This past weekend the Wildcats earned their record 10th-consecutive Big Ten Championship and have now won their last 63 conference matches. Northwestern has been the nation's top-ranked team for the majority of the 2008 campaign.
Pollard says that Mosolova's easy transition into American tennis has helped the Wildcats excel on the court this season. She says her talented freshman, who was awarded the team's lone scholarship for this season as is the only newcomer, is an "extremely low maintenance" player.
"The only thing she is demanding of is time on the court," Pollard said of the response that would please any coach in the country.
Mosolova, the Wildcats' No. 1 singles player, enters the NCAA Tournament 35-4 (.897%) on the season.
Pollard points out that what is most impressive about Mosolova is how she adapted so quickly to the team concept. In Russia, players are used to competing for themselves and in American college tennis, the fall season is the individual portion of the year. Mosolova was shocked to hear there was anything but team tennis here when she arrived in the States.
"When I first came here, I didn't know there were individual rankings," she said. "Claire told me I was going to be ranked high after the fall season and I asked why?"
The team concept has long been the secret to success in Evanston as Pollard has not allowed her players to feel content with earning a scholarship to play collegiately. She wants her players to compete beyond the college level, which is certainly something Mosolova will try to do down the road.
You can tell that the Wildcat freshman has bought into the system by the way she downplays her postseason conference accolades. She is much more focused on the team's efforts and points out that as the top-ranked team heading into NCAA play, several teams will be playing them with nothing to lose.
"Being ranked number one gives you confidence, but it also gives you a lot of pressure," she said.

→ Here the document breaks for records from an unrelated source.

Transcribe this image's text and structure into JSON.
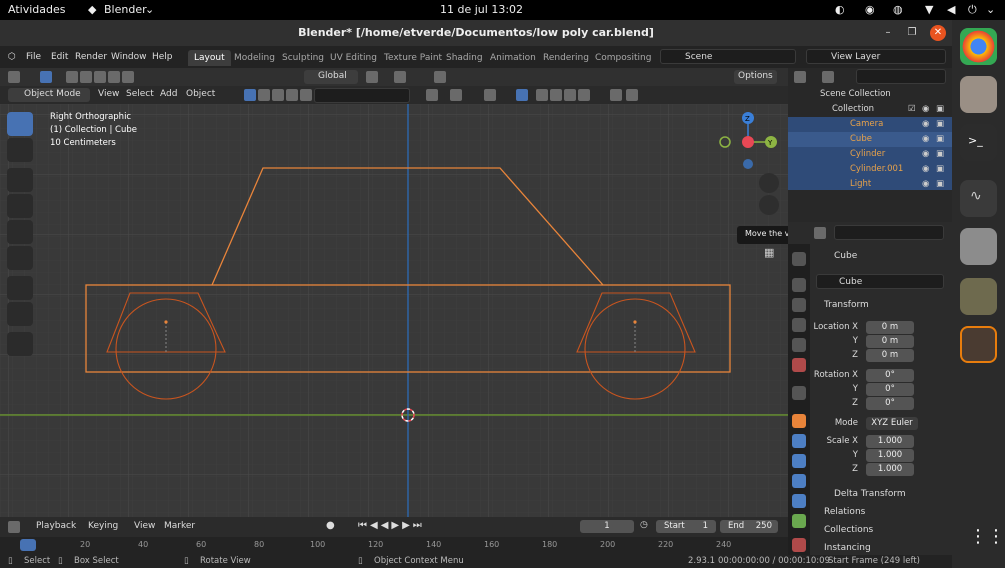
{
  "gnome": {
    "activities": "Atividades",
    "app": "Blender",
    "datetime": "11 de jul  13:02"
  },
  "window": {
    "title": "Blender* [/home/etverde/Documentos/low poly car.blend]"
  },
  "menu": [
    "File",
    "Edit",
    "Render",
    "Window",
    "Help"
  ],
  "workspaces": [
    "Layout",
    "Modeling",
    "Sculpting",
    "UV Editing",
    "Texture Paint",
    "Shading",
    "Animation",
    "Rendering",
    "Compositing"
  ],
  "scene": "Scene",
  "view_layer": "View Layer",
  "header1": {
    "orientation": "Global",
    "options": "Options"
  },
  "header2": {
    "mode": "Object Mode",
    "menus": [
      "View",
      "Select",
      "Add",
      "Object"
    ]
  },
  "viewport": {
    "view_name": "Right Orthographic",
    "collection_info": "(1) Collection | Cube",
    "scale": "10 Centimeters",
    "tooltip": "Move the view"
  },
  "outliner": {
    "root": "Scene Collection",
    "collection": "Collection",
    "items": [
      "Camera",
      "Cube",
      "Cylinder",
      "Cylinder.001",
      "Light"
    ]
  },
  "properties": {
    "object_name": "Cube",
    "data_name": "Cube",
    "transform_label": "Transform",
    "location_label": "Location X",
    "rotation_label": "Rotation X",
    "scale_label": "Scale X",
    "y": "Y",
    "z": "Z",
    "location": [
      "0 m",
      "0 m",
      "0 m"
    ],
    "rotation": [
      "0°",
      "0°",
      "0°"
    ],
    "mode_label": "Mode",
    "mode": "XYZ Euler",
    "scale": [
      "1.000",
      "1.000",
      "1.000"
    ],
    "delta": "Delta Transform",
    "relations": "Relations",
    "collections": "Collections",
    "instancing": "Instancing"
  },
  "timeline": {
    "playback": "Playback",
    "keying": "Keying",
    "view": "View",
    "marker": "Marker",
    "current_frame": "1",
    "start_label": "Start",
    "start": "1",
    "end_label": "End",
    "end": "250",
    "ruler": [
      "20",
      "40",
      "60",
      "80",
      "100",
      "120",
      "140",
      "160",
      "180",
      "200",
      "220",
      "240"
    ]
  },
  "status": {
    "select": "Select",
    "box_select": "Box Select",
    "rotate": "Rotate View",
    "context": "Object Context Menu",
    "version": "2.93.1",
    "time": "00:00:00:00 / 00:00:10:09",
    "frame": "Start Frame (249 left)"
  },
  "colors": {
    "accent": "#4772b3",
    "selection": "#e8843a",
    "x_axis": "#e84855",
    "y_axis": "#8db443",
    "z_axis": "#3a7fd8"
  }
}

This season Mosolova has impressed the team and the coaching staff with her unshakable will to win. Pollard refers to her top player as "so darn solid" and notes that her commitment and dedication to winning as made her one of the top threats in the country.
"She'll look across the other side of the net and it's like she asks her opponent, 'How hard do you want to work today?' She will take a few games to evaluate the girl and then outwork her," Pollard said. "She presents a work ethic that makes most girls not want to go the distance with her. It's a very powerful message."
But Pollard admits that she has also had to deliver a message of her own to Mosolova earlier in the season. Back in the fall, Mosolova was having a difficult time keeping her emotions in check and often bouncing her racket off the court in disgust. It was a move that may have been accepted in Russia, but not in Evanston.
"I was really too emotional," Mosolova said. "That's just the way it used to be like at home."
Pollard made her freshman know that if she saw her bounce a racket again, the entire team would run.
Message delivered, and understood.
"I was incredibly impressed with her ability to accept that responsibility and not wanting to let her team down," Pollard said.
The NU coach points out that the squad has also helped their teammate stay in control on the court throughout the season. Remembering back to her research on Mosolova, Pollard said that she saw some irregularities in her matches that she chalked up to mental lapses.
But all of those things are in the past. There are very few lapses nowadays as Mosolova as shown just how dominant of a player she can be on the collegiate tennis scene. Her sole focus now is helping the top-ranked Wildcats win a national championship.
Regardless of the outcome, the 2008 campaign as undoubtedly been an impressive start to Mosolova's career in Evanston.
"I think this has been a great experience for me," she said. "There have been lots of changes for me from being so far away from home and I still have a lot of work to do."
Pollard says that is proof of the work ethic and dedication her talented freshman displays.
"I think Maria is striving to see how far tennis can take her and using college as a vehicle for that."
A path, like the young Russian's English, is easy for Pollard to understand.